Work item -> Start to finish, reproduce the records below with nothing missing.

[Opening Data provided section]

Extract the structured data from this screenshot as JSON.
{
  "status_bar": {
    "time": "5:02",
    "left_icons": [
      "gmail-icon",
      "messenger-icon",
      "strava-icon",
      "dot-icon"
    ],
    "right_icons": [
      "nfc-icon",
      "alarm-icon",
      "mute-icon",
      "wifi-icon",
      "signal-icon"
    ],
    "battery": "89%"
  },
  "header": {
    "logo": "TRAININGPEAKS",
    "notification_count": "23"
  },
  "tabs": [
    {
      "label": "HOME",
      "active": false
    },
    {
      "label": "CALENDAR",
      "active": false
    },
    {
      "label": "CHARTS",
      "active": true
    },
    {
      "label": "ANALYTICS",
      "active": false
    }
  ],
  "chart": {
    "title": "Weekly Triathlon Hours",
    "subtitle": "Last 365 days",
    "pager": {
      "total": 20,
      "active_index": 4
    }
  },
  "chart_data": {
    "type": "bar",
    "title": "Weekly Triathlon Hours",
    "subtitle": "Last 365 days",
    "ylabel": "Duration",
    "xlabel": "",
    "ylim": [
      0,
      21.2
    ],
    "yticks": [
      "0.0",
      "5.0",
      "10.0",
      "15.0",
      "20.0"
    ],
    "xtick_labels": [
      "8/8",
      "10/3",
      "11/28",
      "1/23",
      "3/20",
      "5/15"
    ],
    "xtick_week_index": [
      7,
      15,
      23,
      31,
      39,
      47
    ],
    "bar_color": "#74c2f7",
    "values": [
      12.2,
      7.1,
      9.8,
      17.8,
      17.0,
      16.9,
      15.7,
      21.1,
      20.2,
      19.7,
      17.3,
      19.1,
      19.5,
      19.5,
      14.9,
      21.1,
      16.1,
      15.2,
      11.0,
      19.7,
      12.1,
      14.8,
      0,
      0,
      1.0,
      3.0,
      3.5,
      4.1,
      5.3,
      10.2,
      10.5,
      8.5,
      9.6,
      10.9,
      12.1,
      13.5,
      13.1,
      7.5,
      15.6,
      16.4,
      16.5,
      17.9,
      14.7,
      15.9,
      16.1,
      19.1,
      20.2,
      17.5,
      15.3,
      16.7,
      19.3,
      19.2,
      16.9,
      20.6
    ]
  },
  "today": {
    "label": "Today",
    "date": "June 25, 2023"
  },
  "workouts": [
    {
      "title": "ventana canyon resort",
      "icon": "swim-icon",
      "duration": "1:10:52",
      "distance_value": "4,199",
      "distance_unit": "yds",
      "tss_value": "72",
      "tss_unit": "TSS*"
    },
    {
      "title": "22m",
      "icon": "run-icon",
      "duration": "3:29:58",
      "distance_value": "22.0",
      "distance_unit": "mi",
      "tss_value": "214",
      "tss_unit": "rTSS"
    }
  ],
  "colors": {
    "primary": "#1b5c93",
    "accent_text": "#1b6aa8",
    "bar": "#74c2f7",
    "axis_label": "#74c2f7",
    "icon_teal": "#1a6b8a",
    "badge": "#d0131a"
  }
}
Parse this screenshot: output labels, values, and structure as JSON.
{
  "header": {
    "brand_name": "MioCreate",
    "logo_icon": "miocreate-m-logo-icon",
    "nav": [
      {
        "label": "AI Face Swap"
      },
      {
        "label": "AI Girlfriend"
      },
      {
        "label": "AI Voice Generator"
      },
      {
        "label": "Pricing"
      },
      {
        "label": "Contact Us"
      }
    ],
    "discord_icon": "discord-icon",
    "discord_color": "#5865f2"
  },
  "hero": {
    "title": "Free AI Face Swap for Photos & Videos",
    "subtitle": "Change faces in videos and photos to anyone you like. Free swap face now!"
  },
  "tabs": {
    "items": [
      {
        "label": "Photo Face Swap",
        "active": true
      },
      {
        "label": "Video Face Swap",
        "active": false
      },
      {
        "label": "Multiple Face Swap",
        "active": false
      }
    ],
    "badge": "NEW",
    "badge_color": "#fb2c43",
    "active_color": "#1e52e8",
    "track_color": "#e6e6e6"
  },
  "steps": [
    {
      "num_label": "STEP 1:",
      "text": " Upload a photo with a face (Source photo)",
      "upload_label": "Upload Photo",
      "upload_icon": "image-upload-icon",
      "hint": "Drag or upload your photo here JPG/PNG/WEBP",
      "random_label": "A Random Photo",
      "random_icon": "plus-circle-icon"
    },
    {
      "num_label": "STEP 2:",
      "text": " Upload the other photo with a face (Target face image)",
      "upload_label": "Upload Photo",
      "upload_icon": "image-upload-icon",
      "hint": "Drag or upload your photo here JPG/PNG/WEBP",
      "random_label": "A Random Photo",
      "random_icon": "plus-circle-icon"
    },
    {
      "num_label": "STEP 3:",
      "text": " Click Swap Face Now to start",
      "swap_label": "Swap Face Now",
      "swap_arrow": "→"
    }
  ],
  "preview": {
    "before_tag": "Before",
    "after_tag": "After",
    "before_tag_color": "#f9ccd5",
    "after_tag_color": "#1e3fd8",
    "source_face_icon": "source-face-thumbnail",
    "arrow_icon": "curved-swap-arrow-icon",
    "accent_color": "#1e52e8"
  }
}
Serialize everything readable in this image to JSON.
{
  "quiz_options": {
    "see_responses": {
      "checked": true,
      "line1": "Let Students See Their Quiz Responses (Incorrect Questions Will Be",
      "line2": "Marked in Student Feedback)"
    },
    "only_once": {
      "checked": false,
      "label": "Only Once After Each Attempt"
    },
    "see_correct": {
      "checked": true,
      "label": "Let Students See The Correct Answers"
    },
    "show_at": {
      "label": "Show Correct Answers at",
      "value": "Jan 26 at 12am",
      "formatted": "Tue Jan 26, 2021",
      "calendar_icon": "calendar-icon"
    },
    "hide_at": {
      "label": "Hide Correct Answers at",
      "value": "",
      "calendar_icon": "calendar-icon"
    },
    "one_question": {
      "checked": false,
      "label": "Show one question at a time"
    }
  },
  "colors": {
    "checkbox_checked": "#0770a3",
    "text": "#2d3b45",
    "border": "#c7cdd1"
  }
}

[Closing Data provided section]

Your solution ->
Extract the structured data from this screenshot as JSON.
{
  "status_bar": {
    "time": "5:02",
    "left_icons": [
      "gmail-icon",
      "messenger-icon",
      "strava-icon",
      "dot-icon"
    ],
    "right_icons": [
      "nfc-icon",
      "alarm-icon",
      "mute-icon",
      "wifi-icon",
      "signal-icon"
    ],
    "battery": "89%"
  },
  "header": {
    "logo": "TRAININGPEAKS",
    "notification_count": "23"
  },
  "tabs": [
    {
      "label": "HOME",
      "active": false
    },
    {
      "label": "CALENDAR",
      "active": false
    },
    {
      "label": "CHARTS",
      "active": true
    },
    {
      "label": "ANALYTICS",
      "active": false
    }
  ],
  "chart": {
    "title": "Weekly Triathlon Hours",
    "subtitle": "Last 365 days",
    "pager": {
      "total": 20,
      "active_index": 4
    }
  },
  "chart_data": {
    "type": "bar",
    "title": "Weekly Triathlon Hours",
    "subtitle": "Last 365 days",
    "ylabel": "Duration",
    "xlabel": "",
    "ylim": [
      0,
      21.2
    ],
    "yticks": [
      "0.0",
      "5.0",
      "10.0",
      "15.0",
      "20.0"
    ],
    "xtick_labels": [
      "8/8",
      "10/3",
      "11/28",
      "1/23",
      "3/20",
      "5/15"
    ],
    "xtick_week_index": [
      7,
      15,
      23,
      31,
      39,
      47
    ],
    "bar_color": "#74c2f7",
    "values": [
      12.2,
      7.1,
      9.8,
      17.8,
      17.0,
      16.9,
      15.7,
      21.1,
      20.2,
      19.7,
      17.3,
      19.1,
      19.5,
      19.5,
      14.9,
      21.1,
      16.1,
      15.2,
      11.0,
      19.7,
      12.1,
      14.8,
      0,
      0,
      1.0,
      3.0,
      3.5,
      4.1,
      5.3,
      10.2,
      10.5,
      8.5,
      9.6,
      10.9,
      12.1,
      13.5,
      13.1,
      7.5,
      15.6,
      16.4,
      16.5,
      17.9,
      14.7,
      15.9,
      16.1,
      19.1,
      20.2,
      17.5,
      15.3,
      16.7,
      19.3,
      19.2,
      16.9,
      20.6
    ]
  },
  "today": {
    "label": "Today",
    "date": "June 25, 2023"
  },
  "workouts": [
    {
      "title": "ventana canyon resort",
      "icon": "swim-icon",
      "duration": "1:10:52",
      "distance_value": "4,199",
      "distance_unit": "yds",
      "tss_value": "72",
      "tss_unit": "TSS*"
    },
    {
      "title": "22m",
      "icon": "run-icon",
      "duration": "3:29:58",
      "distance_value": "22.0",
      "distance_unit": "mi",
      "tss_value": "214",
      "tss_unit": "rTSS"
    }
  ],
  "colors": {
    "primary": "#1b5c93",
    "accent_text": "#1b6aa8",
    "bar": "#74c2f7",
    "axis_label": "#74c2f7",
    "icon_teal": "#1a6b8a",
    "badge": "#d0131a"
  }
}
Parse this screenshot: output labels, values, and structure as JSON.
{
  "header": {
    "brand_name": "MioCreate",
    "logo_icon": "miocreate-m-logo-icon",
    "nav": [
      {
        "label": "AI Face Swap"
      },
      {
        "label": "AI Girlfriend"
      },
      {
        "label": "AI Voice Generator"
      },
      {
        "label": "Pricing"
      },
      {
        "label": "Contact Us"
      }
    ],
    "discord_icon": "discord-icon",
    "discord_color": "#5865f2"
  },
  "hero": {
    "title": "Free AI Face Swap for Photos & Videos",
    "subtitle": "Change faces in videos and photos to anyone you like. Free swap face now!"
  },
  "tabs": {
    "items": [
      {
        "label": "Photo Face Swap",
        "active": true
      },
      {
        "label": "Video Face Swap",
        "active": false
      },
      {
        "label": "Multiple Face Swap",
        "active": false
      }
    ],
    "badge": "NEW",
    "badge_color": "#fb2c43",
    "active_color": "#1e52e8",
    "track_color": "#e6e6e6"
  },
  "steps": [
    {
      "num_label": "STEP 1:",
      "text": " Upload a photo with a face (Source photo)",
      "upload_label": "Upload Photo",
      "upload_icon": "image-upload-icon",
      "hint": "Drag or upload your photo here JPG/PNG/WEBP",
      "random_label": "A Random Photo",
      "random_icon": "plus-circle-icon"
    },
    {
      "num_label": "STEP 2:",
      "text": " Upload the other photo with a face (Target face image)",
      "upload_label": "Upload Photo",
      "upload_icon": "image-upload-icon",
      "hint": "Drag or upload your photo here JPG/PNG/WEBP",
      "random_label": "A Random Photo",
      "random_icon": "plus-circle-icon"
    },
    {
      "num_label": "STEP 3:",
      "text": " Click Swap Face Now to start",
      "swap_label": "Swap Face Now",
      "swap_arrow": "→"
    }
  ],
  "preview": {
    "before_tag": "Before",
    "after_tag": "After",
    "before_tag_color": "#f9ccd5",
    "after_tag_color": "#1e3fd8",
    "source_face_icon": "source-face-thumbnail",
    "arrow_icon": "curved-swap-arrow-icon",
    "accent_color": "#1e52e8"
  }
}
Serialize everything readable in this image to JSON.
{
  "quiz_options": {
    "see_responses": {
      "checked": true,
      "line1": "Let Students See Their Quiz Responses (Incorrect Questions Will Be",
      "line2": "Marked in Student Feedback)"
    },
    "only_once": {
      "checked": false,
      "label": "Only Once After Each Attempt"
    },
    "see_correct": {
      "checked": true,
      "label": "Let Students See The Correct Answers"
    },
    "show_at": {
      "label": "Show Correct Answers at",
      "value": "Jan 26 at 12am",
      "formatted": "Tue Jan 26, 2021",
      "calendar_icon": "calendar-icon"
    },
    "hide_at": {
      "label": "Hide Correct Answers at",
      "value": "",
      "calendar_icon": "calendar-icon"
    },
    "one_question": {
      "checked": false,
      "label": "Show one question at a time"
    }
  },
  "colors": {
    "checkbox_checked": "#0770a3",
    "text": "#2d3b45",
    "border": "#c7cdd1"
  }
}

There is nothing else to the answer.